Now Google has begun using a cookie placed on users' machines to track their search behaviour and offer personalised recommendations, even when they are not logged into a Google account. This will no doubt act as a wake-up call to those concerned about what the company knows about them and how it is used.
"Previously, we only offered Personalized Search for signed-in users, and only when they had Web History enabled on their Google Accounts," said Google's Bryan Horling, Software Engineer and Matthew Kulick, Product Manager in a blog.
"What we're doing today is expanding Personalized Search so that we can provide it to signed-out users as well. This addition enables us to customise search results for you based upon 180 days of search activity linked to an anonymous cookie in your browser."
"For example, since I always search for [recipes] and often click on results from epicurious.com, Google might rank epicurious.com higher on the results page the next time I look for recipes. Other times, when I'm looking for news about Cornell University's sports teams, I search for [big red]. Because I frequently click on www.cornellbigred.com, Google might show me this result first, instead of the Big Red soda company or others," the two added.

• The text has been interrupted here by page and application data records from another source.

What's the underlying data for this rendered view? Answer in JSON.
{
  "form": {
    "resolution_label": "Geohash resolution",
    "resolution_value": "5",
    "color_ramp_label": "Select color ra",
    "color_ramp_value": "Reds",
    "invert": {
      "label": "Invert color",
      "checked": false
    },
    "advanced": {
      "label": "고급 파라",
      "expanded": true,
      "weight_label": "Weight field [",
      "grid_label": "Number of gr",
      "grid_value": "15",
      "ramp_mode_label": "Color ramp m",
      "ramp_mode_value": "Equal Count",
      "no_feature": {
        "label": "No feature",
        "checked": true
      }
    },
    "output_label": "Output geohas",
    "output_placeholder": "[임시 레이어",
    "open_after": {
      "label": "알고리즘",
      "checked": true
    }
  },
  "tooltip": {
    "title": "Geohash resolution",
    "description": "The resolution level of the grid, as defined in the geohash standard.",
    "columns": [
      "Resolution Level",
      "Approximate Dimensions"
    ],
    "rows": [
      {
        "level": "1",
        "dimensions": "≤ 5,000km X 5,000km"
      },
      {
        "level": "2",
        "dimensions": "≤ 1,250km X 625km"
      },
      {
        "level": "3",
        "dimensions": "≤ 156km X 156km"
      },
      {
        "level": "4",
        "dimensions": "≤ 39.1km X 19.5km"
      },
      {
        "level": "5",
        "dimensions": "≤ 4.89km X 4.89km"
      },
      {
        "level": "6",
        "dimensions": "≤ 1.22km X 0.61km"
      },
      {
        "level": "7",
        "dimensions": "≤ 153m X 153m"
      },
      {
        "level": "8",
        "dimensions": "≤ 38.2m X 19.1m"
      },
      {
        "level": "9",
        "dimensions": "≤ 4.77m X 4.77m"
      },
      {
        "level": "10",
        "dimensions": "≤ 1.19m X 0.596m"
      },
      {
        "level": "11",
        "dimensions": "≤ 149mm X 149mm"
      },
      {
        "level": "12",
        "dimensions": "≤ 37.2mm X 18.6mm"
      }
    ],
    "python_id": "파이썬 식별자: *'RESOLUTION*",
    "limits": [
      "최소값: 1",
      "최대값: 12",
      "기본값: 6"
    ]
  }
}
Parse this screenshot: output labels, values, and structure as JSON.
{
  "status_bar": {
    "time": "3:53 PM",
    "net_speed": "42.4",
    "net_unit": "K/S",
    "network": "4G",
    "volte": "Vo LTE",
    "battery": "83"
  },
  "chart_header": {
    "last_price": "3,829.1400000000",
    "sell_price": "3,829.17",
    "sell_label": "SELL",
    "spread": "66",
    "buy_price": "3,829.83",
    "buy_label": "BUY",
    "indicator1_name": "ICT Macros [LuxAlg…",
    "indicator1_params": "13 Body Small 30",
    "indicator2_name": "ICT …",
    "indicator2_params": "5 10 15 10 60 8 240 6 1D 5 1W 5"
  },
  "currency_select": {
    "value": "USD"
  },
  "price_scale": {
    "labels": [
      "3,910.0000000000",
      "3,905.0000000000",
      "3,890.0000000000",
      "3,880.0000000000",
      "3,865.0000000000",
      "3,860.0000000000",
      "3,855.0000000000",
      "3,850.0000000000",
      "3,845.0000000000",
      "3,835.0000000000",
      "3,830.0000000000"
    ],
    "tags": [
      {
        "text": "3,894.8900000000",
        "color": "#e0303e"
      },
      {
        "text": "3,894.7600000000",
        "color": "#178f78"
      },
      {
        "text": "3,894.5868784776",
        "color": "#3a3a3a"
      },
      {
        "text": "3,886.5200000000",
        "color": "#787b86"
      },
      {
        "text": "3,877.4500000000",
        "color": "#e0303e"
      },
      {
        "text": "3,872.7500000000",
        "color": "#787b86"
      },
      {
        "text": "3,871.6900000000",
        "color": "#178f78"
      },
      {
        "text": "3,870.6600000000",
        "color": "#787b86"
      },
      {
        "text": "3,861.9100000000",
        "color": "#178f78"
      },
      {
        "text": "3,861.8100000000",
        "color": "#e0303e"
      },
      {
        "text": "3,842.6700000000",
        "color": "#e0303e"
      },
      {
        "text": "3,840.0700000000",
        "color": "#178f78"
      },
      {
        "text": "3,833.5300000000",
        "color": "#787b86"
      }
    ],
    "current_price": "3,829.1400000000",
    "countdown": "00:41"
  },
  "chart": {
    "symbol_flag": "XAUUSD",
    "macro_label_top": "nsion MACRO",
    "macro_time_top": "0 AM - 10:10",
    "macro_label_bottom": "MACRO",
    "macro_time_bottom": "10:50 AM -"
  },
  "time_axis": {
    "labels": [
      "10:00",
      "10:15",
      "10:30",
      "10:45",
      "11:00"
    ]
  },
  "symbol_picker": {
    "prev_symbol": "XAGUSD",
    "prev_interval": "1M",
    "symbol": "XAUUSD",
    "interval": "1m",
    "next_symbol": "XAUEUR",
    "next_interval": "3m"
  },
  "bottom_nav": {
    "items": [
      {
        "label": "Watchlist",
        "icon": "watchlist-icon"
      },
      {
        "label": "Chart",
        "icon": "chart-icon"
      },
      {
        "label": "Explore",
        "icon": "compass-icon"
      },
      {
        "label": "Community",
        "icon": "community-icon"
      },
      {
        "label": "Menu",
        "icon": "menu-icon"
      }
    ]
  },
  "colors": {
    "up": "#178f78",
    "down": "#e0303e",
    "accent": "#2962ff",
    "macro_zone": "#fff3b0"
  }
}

Beyond better search results, the technology can also deliver more targeted advertising,
However, Google may already have been doing this, just not offering the benefit of better search recommendations to users.
At one level this is a win-win: fewer bad recommendations and fewer off-target ads.
Privacy advocates, however, see it differently. Google used to require users to sign-in to get personalised recommendations, but now delivers them to anyone who doesn't opt out.
Because recommendations sent to users not signed-in are shared by everyone who uses the PC, they could potentially reveal unintended information about one user to the others.
This is another of those issues that how you respond to it will be determined by whether you trust Google or not.
If you are willing to accept cookies from the sites you visit, then any of site can collect information about you. Google collects more informatation than most, but offer more free utility in return.
Privacy activists, however, see this as just the latest example of Google encroaching on its customers' personal information.
"The key point is that Google is now tracking users of search who have specifically chosen not to log in to a Google account," Marc Rotenberg, executive director of the Electronic Privacy Information Center told the New York Times.
"They are obliterating one of the few remaining privacy safeguards for Google services."
That may be a bit of hand-wringing, however, as major search sites have long saved this kind of data.
Google is now simply being more obvious about it uses information and offering a benefit to the users themselves, albeit whether they've asked for it or not.
Google offers a page that describes the differences between 'signed-in' and 'signed-out' personalised search.